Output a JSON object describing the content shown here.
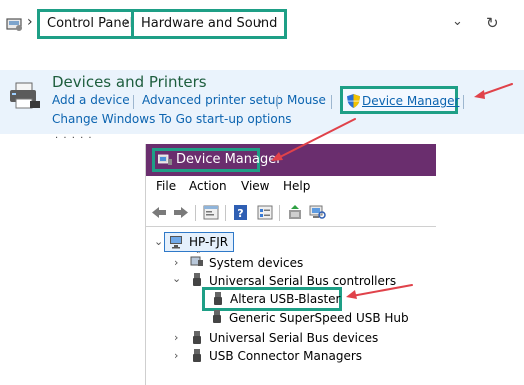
{
  "address_bar": {
    "crumbs": [
      "Control Panel",
      "Hardware and Sound"
    ],
    "dropdown_icon": "chevron-down-icon",
    "refresh_icon": "refresh-icon"
  },
  "panel": {
    "title": "Devices and Printers",
    "links": [
      "Add a device",
      "Advanced printer setup",
      "Mouse",
      "Device Manager",
      "Change Windows To Go start-up options"
    ]
  },
  "device_manager": {
    "title": "Device Manager",
    "menu": [
      "File",
      "Action",
      "View",
      "Help"
    ],
    "tree": {
      "root": "HP-FJR",
      "items": {
        "system_devices": "System devices",
        "usb_controllers": "Universal Serial Bus controllers",
        "altera": "Altera USB-Blaster",
        "generic_hub": "Generic SuperSpeed USB Hub",
        "usb_devices": "Universal Serial Bus devices",
        "usb_connector": "USB Connector Managers"
      }
    }
  },
  "colors": {
    "highlight_box": "#1e9f86",
    "annotation_arrow": "#e0424a",
    "titlebar": "#6a2e6e",
    "link": "#0c64b0",
    "panel_bg": "#eaf3fc"
  }
}
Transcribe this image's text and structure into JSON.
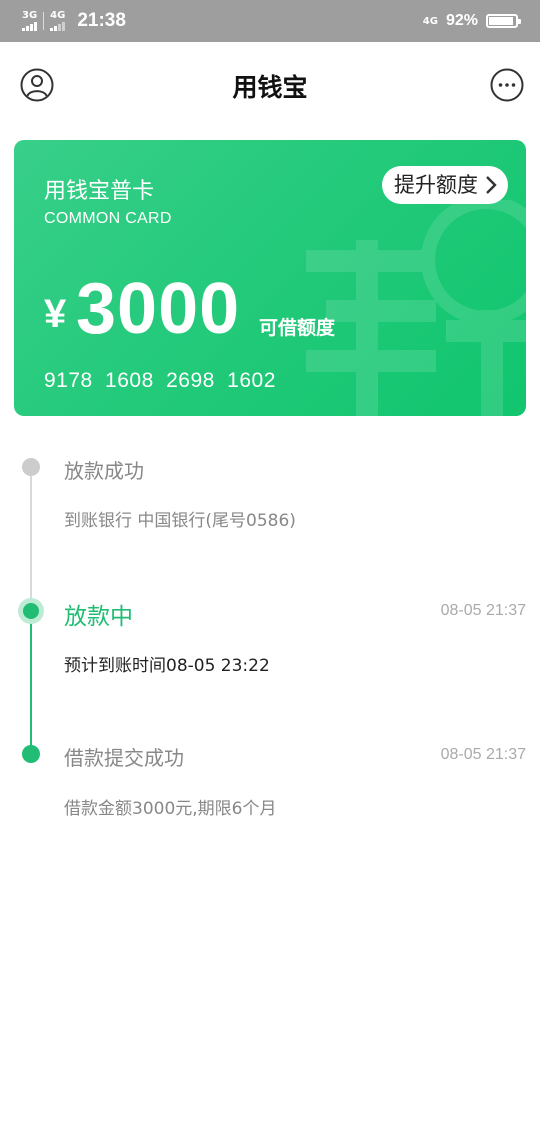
{
  "status_bar": {
    "network1": "3G",
    "network2": "4G",
    "time": "21:38",
    "network3": "4G",
    "battery_pct": "92%",
    "battery_level": 0.92
  },
  "header": {
    "title": "用钱宝",
    "left_icon": "user-icon",
    "right_icon": "more-icon"
  },
  "card": {
    "name": "用钱宝普卡",
    "subtitle": "COMMON CARD",
    "upgrade_button": "提升额度",
    "currency": "¥",
    "amount": "3000",
    "amount_label": "可借额度",
    "card_number": "9178 1608 2698 1602",
    "watermark_glyph": "钱",
    "colors": {
      "start": "#38cf8a",
      "end": "#11c56e"
    }
  },
  "timeline": {
    "items": [
      {
        "title": "放款成功",
        "time": "",
        "desc": "到账银行 中国银行(尾号0586)",
        "state": "pending"
      },
      {
        "title": "放款中",
        "time": "08-05 21:37",
        "desc": "预计到账时间08-05 23:22",
        "state": "active"
      },
      {
        "title": "借款提交成功",
        "time": "08-05 21:37",
        "desc": "借款金额3000元,期限6个月",
        "state": "done"
      }
    ],
    "colors": {
      "active": "#21bd74",
      "pending": "#cccccc",
      "text_muted": "#888888"
    }
  }
}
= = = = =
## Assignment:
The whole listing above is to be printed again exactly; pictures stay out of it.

## Response:
Output a JSON object describing the content shown here.
{
  "address_bar": {
    "crumbs": [
      "Control Panel",
      "Hardware and Sound"
    ],
    "dropdown_icon": "chevron-down-icon",
    "refresh_icon": "refresh-icon"
  },
  "panel": {
    "title": "Devices and Printers",
    "links": [
      "Add a device",
      "Advanced printer setup",
      "Mouse",
      "Device Manager",
      "Change Windows To Go start-up options"
    ]
  },
  "device_manager": {
    "title": "Device Manager",
    "menu": [
      "File",
      "Action",
      "View",
      "Help"
    ],
    "tree": {
      "root": "HP-FJR",
      "items": {
        "system_devices": "System devices",
        "usb_controllers": "Universal Serial Bus controllers",
        "altera": "Altera USB-Blaster",
        "generic_hub": "Generic SuperSpeed USB Hub",
        "usb_devices": "Universal Serial Bus devices",
        "usb_connector": "USB Connector Managers"
      }
    }
  },
  "colors": {
    "highlight_box": "#1e9f86",
    "annotation_arrow": "#e0424a",
    "titlebar": "#6a2e6e",
    "link": "#0c64b0",
    "panel_bg": "#eaf3fc"
  }
}
Transcribe this image's text and structure into JSON.
{
  "status_bar": {
    "network1": "3G",
    "network2": "4G",
    "time": "21:38",
    "network3": "4G",
    "battery_pct": "92%",
    "battery_level": 0.92
  },
  "header": {
    "title": "用钱宝",
    "left_icon": "user-icon",
    "right_icon": "more-icon"
  },
  "card": {
    "name": "用钱宝普卡",
    "subtitle": "COMMON CARD",
    "upgrade_button": "提升额度",
    "currency": "¥",
    "amount": "3000",
    "amount_label": "可借额度",
    "card_number": "9178 1608 2698 1602",
    "watermark_glyph": "钱",
    "colors": {
      "start": "#38cf8a",
      "end": "#11c56e"
    }
  },
  "timeline": {
    "items": [
      {
        "title": "放款成功",
        "time": "",
        "desc": "到账银行 中国银行(尾号0586)",
        "state": "pending"
      },
      {
        "title": "放款中",
        "time": "08-05 21:37",
        "desc": "预计到账时间08-05 23:22",
        "state": "active"
      },
      {
        "title": "借款提交成功",
        "time": "08-05 21:37",
        "desc": "借款金额3000元,期限6个月",
        "state": "done"
      }
    ],
    "colors": {
      "active": "#21bd74",
      "pending": "#cccccc",
      "text_muted": "#888888"
    }
  }
}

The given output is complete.